I got the vehicle moving forward in the direction of the lodge (and, of course, our dinner) and, as long as I kept up some good momentum, I was able to get us to the lodge safely. Pulling into the parking area I almost forgot we had no reverse, but was reminded by Steve and pulled us around so we were pointing forward without obstruction when it was time to leave. Our dinner was delicious and we spent several hours on the veranda enjoying everyone’s company. When it was time to leave, we all headed to the car and prepared ourselves for the interesting ride home with only two gears. There was a bit of a steep part of the driveway, though, as we were leaving and I was unable to get Turtle up it even in third-gear low, possibly because he the engine wasn’t warm. Backing down was a bit of treat considering I had no reverse lights (since I had no reverse gear) and I needed to have someone get out and direct me as the driveway was quite curvy at the spot where we were.
I tried two runs up the hill, but was unable to make it each time and so finally, everyone got out of the vehicle to help push it over the hump. We tried again once, but were unable to make it up in which case, I backed down the steep grade again for a final go. This time, I really revved the engine and made a mad dash up the hill noticing some wheel spin as I did and surely hoping that no one was hit with any of the stones that I heard striking our underside. I kept my foot on the gas until we arrived at the top of the small hill and then waited for everyone to load back into the vehicle. Steve was one of the last and I found out that he had been hit by some of the stones, but said that he was mostly uninjured which I was pretty thankful for. Once moving, I drove most of the way using only third gear, but if needed I could easily shift into low and then have a whole ton of traction to get us moving on the incline if needed. We dropped Peter off near Happy Day and then drove up the FAME road and to our house, the entire time trying not to really stop for anything if we could help it.

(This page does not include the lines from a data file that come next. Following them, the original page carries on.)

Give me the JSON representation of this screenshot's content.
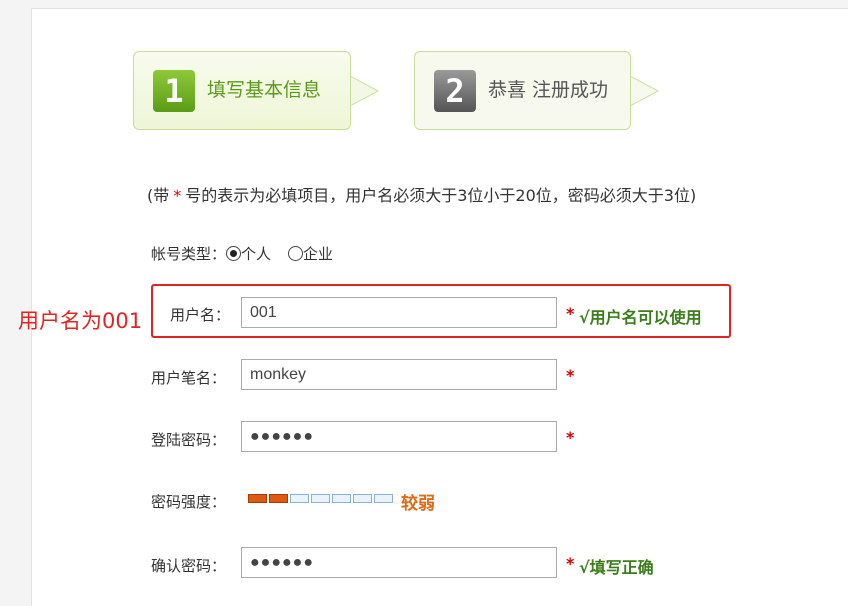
{
  "steps": [
    {
      "number": "1",
      "label": "填写基本信息",
      "state": "active"
    },
    {
      "number": "2",
      "label": "恭喜 注册成功",
      "state": "inactive"
    }
  ],
  "note": {
    "prefix": "(带",
    "star": "*",
    "suffix": "号的表示为必填项目，用户名必须大于3位小于20位，密码必须大于3位)"
  },
  "account_type": {
    "label": "帐号类型：",
    "options": [
      {
        "label": "个人",
        "checked": true
      },
      {
        "label": "企业",
        "checked": false
      }
    ]
  },
  "annotation": "用户名为001",
  "fields": {
    "username": {
      "label": "用户名：",
      "value": "001",
      "required": "*",
      "hint": "√用户名可以使用"
    },
    "nickname": {
      "label": "用户笔名：",
      "value": "monkey",
      "required": "*"
    },
    "password": {
      "label": "登陆密码：",
      "value": "●●●●●●",
      "required": "*"
    },
    "strength": {
      "label": "密码强度：",
      "level": 2,
      "segments": 7,
      "text": "较弱"
    },
    "confirm": {
      "label": "确认密码：",
      "value": "●●●●●●",
      "required": "*",
      "hint": "√填写正确"
    }
  },
  "colors": {
    "accent_green": "#5a9a1b",
    "error_red": "#e02424",
    "strength_orange": "#e06a14"
  }
}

The fundi would be coming in the morning to fix Turtle and I now had a new problem to tell him about and that he could hopefully weld back the shift lever for us. It was a lovely night out even with the vehicle dilemma and it made for more interesting stories in the future. Once again, we all just kept saying, “TIA,” and this time really meant it.